Former presidential candidate Sen. John McCain (R-Ariz.) brought out the rhetorical firepower Monday morning when asked about Dick Cheney's criticism of Sarah Palin, questioning the former vice president’s judgment on torture.
Cheney said Sunday that it was a “mistake” to put Palin on the Republican ticket in 2008 when she’d governed Alaska for less than two years.
“I’m always glad to get comments four years later,” McCain told Fox News, laughing. “Look, I respect the vice president. He and I had strong disagreements as to whether we should torture people or not. I don’t think we should have.”
“But,” McCain added, “the fact is that I’m proud of Sarah Palin, I’m proud of the job she did, I’m proud of the job she continues to do, and so everybody has their own views and I respect those views, but I’m proud of what we did.”
McCain has long been the most vocal Republican opponent of Cheney on inhumane treatment of detainees, pushing a ban on torture during the Bush administration and criticizing the former vice president for defending the policy after leaving office.
Liz Cheney also split from her father on Twitter. “Rarely do I disagree with best VP ever,” she wrote, but Palin is “more qualified than Obama and Biden combined,” and added that she had “huge respect” for the former Alaska governor.
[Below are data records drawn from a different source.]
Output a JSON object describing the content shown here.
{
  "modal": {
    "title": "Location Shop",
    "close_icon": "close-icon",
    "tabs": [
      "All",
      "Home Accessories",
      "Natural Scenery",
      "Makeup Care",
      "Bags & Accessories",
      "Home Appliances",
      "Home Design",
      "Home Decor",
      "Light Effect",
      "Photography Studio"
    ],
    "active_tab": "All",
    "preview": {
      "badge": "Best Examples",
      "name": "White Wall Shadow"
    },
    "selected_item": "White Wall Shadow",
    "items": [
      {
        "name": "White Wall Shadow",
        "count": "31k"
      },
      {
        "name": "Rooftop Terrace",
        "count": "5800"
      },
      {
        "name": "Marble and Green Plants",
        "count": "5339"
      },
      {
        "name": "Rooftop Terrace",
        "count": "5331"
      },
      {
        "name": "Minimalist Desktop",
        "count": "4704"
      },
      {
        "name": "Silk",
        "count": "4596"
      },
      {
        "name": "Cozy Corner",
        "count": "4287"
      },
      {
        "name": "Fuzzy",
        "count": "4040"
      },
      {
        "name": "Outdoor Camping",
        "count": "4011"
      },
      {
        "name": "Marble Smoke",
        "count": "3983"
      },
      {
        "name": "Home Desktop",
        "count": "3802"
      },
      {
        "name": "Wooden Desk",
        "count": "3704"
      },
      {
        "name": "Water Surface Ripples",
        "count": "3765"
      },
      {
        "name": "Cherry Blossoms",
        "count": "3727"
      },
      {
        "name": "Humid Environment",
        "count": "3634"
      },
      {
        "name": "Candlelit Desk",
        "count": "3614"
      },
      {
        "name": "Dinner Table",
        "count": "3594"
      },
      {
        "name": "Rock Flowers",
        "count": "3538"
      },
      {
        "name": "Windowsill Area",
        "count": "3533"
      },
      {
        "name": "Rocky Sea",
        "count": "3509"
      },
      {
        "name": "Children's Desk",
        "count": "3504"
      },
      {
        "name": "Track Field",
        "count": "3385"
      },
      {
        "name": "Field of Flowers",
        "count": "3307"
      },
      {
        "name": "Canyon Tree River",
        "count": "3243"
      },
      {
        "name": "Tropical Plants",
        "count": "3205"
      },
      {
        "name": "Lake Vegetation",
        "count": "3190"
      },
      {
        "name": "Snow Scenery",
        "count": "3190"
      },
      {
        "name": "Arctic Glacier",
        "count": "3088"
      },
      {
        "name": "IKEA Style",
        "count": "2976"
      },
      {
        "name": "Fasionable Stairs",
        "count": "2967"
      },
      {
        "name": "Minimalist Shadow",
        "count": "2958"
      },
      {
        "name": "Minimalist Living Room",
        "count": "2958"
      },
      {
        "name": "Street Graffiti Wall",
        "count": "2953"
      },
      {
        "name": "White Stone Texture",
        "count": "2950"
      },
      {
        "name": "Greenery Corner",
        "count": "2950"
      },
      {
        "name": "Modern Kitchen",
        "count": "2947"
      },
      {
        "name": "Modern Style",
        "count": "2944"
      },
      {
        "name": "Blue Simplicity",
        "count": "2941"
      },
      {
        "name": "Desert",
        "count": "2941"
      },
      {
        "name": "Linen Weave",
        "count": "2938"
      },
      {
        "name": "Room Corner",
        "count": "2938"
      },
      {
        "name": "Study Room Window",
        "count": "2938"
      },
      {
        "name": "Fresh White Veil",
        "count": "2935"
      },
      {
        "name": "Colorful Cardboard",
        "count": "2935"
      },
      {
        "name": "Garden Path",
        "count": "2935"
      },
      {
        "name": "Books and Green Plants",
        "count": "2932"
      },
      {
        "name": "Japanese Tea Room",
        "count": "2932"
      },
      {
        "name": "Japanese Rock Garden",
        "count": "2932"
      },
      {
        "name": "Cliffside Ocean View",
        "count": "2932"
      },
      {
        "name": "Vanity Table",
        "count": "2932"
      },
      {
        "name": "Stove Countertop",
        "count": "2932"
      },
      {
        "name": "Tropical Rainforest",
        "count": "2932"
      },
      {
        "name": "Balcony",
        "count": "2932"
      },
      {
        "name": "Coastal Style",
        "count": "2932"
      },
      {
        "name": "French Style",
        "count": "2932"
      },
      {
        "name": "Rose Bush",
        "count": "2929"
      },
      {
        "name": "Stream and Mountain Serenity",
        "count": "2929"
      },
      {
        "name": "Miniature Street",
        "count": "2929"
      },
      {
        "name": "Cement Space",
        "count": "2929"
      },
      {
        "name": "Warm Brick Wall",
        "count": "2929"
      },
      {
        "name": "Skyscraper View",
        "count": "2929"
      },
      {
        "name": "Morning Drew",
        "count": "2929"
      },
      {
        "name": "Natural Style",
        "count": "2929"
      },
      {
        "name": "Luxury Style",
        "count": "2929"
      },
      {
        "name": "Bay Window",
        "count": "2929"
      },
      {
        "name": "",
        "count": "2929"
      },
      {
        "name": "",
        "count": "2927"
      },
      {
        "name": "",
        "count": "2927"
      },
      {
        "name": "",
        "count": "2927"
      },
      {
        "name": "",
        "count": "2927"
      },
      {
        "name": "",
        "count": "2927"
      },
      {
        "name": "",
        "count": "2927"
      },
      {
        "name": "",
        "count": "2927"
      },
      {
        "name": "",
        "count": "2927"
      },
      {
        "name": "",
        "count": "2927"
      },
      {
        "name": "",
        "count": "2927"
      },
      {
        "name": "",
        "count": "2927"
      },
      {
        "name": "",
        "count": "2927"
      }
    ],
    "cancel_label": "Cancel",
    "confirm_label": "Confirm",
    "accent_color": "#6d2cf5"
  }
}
Some of McCain’s own former aides have been very critical of Palin, as has former Bush administration strategist Karl Rove. But it’s still unusual for a Republican as high-profile as Cheney to air such thoughts.